**EXERCISE OBJECTIVE:** Pull every line from the records that has the word "JSON" in it.

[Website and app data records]
━━━━
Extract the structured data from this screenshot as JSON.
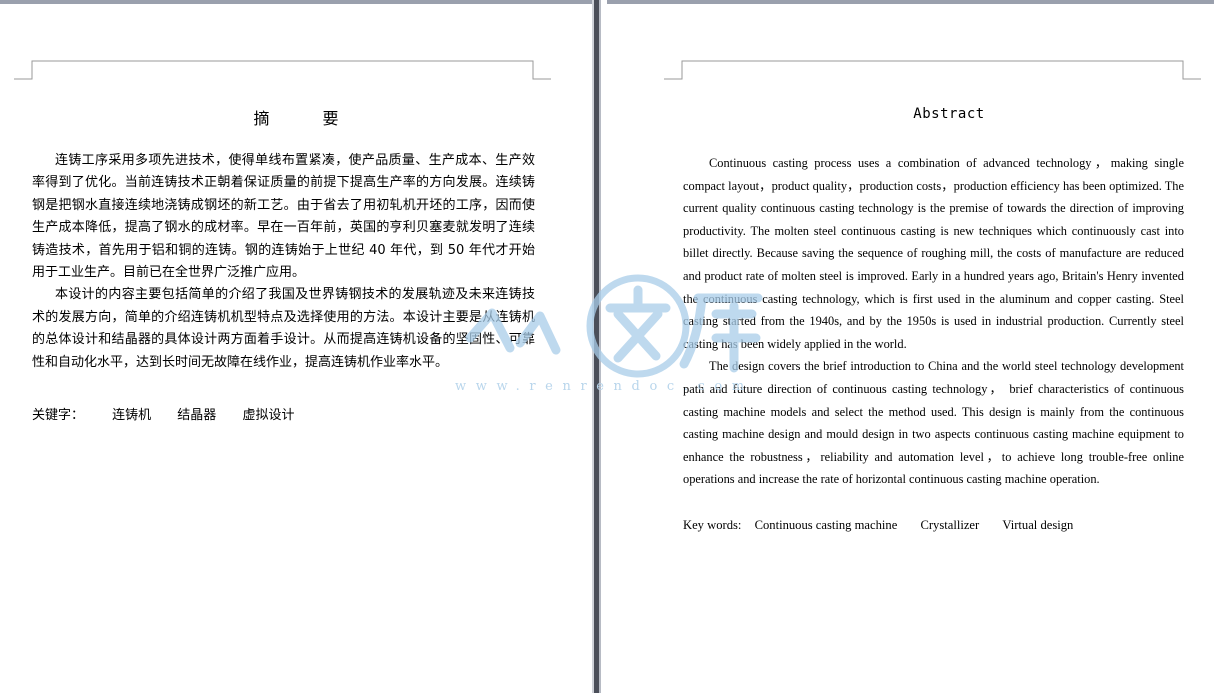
{
  "left_page": {
    "title": "摘 要",
    "paragraphs": [
      "连铸工序采用多项先进技术，使得单线布置紧凑，使产品质量、生产成本、生产效率得到了优化。当前连铸技术正朝着保证质量的前提下提高生产率的方向发展。连续铸钢是把钢水直接连续地浇铸成钢坯的新工艺。由于省去了用初轧机开坯的工序，因而使生产成本降低，提高了钢水的成材率。早在一百年前，英国的亨利贝塞麦就发明了连续铸造技术，首先用于铝和铜的连铸。钢的连铸始于上世纪 40 年代，到 50 年代才开始用于工业生产。目前已在全世界广泛推广应用。",
      "本设计的内容主要包括简单的介绍了我国及世界铸钢技术的发展轨迹及未来连铸技术的发展方向，简单的介绍连铸机机型特点及选择使用的方法。本设计主要是从连铸机的总体设计和结晶器的具体设计两方面着手设计。从而提高连铸机设备的坚固性、可靠性和自动化水平，达到长时间无故障在线作业，提高连铸机作业率水平。"
    ],
    "keywords_label": "关键字：",
    "keywords": [
      "连铸机",
      "结晶器",
      "虚拟设计"
    ]
  },
  "right_page": {
    "title": "Abstract",
    "paragraphs": [
      "Continuous casting process uses a combination of advanced technology，making single compact layout，product quality，production costs，production efficiency has been optimized. The current quality continuous casting technology is the premise of towards the direction of improving productivity. The molten steel continuous casting is new techniques which continuously cast into billet directly. Because saving the sequence of roughing mill, the costs of manufacture are reduced and product rate of molten steel is improved. Early in a hundred years ago, Britain's Henry invented the continuous casting technology, which is first used in the aluminum and copper casting. Steel casting started from the 1940s, and by the 1950s is used in industrial production. Currently steel casting has been widely applied in the world.",
      "The design covers the brief introduction to China and the world steel technology development path and future direction of continuous casting technology， brief characteristics of continuous casting machine models and select the method used. This design is mainly from the continuous casting machine design and mould design in two aspects continuous casting machine equipment to enhance the robustness，reliability and automation level，to achieve long trouble-free online operations and increase the rate of horizontal continuous casting machine operation."
    ],
    "keywords_label": "Key words:",
    "keywords": [
      "Continuous casting machine",
      "Crystallizer",
      "Virtual design"
    ]
  },
  "watermark": {
    "text": "www.renrendoc.com",
    "color": "#a9cde9"
  }
}
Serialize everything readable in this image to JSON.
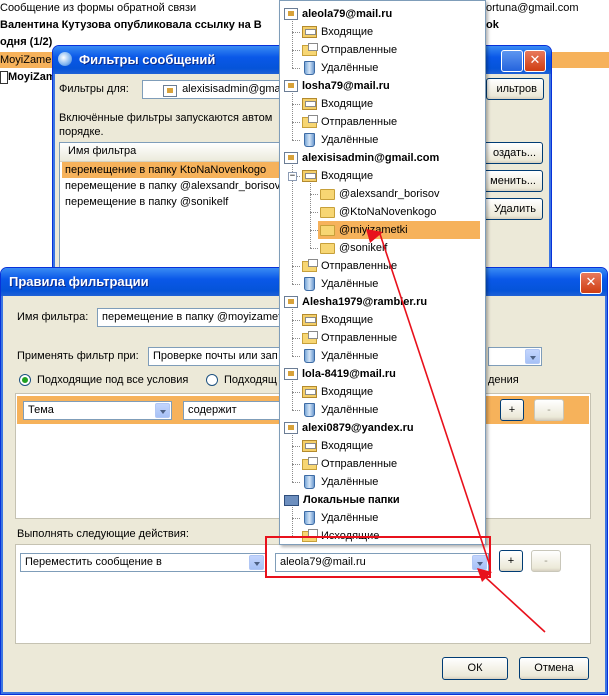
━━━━
**RESULT OF THE TASK:**
Extract the structured data from this screenshot as JSON.
Serialize everything readable in this image to JSON.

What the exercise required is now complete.